Requirement
Go through the entries below and count the lines where the word "that" appears; give only the count.

Extracted information
^^^^^^^^

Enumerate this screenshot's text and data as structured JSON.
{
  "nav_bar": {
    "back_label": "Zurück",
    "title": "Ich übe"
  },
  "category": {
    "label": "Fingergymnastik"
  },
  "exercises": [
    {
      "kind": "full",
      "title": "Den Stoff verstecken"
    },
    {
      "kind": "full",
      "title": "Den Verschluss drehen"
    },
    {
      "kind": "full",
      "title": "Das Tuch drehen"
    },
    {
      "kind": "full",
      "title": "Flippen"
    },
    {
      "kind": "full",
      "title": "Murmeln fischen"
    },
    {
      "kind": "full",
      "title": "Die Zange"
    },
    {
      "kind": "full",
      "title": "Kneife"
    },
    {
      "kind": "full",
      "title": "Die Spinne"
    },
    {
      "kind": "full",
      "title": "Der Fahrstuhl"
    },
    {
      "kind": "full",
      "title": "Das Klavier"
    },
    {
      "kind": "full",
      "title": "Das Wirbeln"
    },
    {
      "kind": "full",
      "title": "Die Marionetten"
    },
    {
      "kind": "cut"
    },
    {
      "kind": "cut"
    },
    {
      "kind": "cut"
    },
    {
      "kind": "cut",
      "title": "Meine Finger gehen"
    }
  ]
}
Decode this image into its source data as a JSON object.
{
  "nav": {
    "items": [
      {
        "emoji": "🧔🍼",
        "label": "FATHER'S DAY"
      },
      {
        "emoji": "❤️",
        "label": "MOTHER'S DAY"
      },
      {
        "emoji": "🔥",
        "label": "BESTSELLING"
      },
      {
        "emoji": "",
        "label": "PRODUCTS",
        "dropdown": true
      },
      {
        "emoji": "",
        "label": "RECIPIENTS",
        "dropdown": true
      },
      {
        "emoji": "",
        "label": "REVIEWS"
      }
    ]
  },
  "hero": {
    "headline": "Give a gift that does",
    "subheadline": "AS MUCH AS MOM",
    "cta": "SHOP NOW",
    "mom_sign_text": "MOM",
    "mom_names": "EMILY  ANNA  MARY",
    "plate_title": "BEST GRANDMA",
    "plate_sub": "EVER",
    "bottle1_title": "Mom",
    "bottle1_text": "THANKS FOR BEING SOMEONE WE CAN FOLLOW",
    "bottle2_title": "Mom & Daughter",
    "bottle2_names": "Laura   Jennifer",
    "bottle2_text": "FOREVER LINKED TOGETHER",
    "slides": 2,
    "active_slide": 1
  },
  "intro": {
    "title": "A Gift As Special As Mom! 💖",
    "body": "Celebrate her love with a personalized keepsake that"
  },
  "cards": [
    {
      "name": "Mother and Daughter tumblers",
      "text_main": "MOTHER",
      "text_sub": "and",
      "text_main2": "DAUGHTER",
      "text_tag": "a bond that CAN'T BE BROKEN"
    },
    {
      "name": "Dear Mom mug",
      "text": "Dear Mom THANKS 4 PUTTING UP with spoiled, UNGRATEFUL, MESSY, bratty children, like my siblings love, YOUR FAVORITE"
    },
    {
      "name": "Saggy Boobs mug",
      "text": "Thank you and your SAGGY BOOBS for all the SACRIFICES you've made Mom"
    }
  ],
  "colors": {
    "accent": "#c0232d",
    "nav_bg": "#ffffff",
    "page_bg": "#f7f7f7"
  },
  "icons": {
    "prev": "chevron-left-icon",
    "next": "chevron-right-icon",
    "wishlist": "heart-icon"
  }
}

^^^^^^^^

Problem solution
3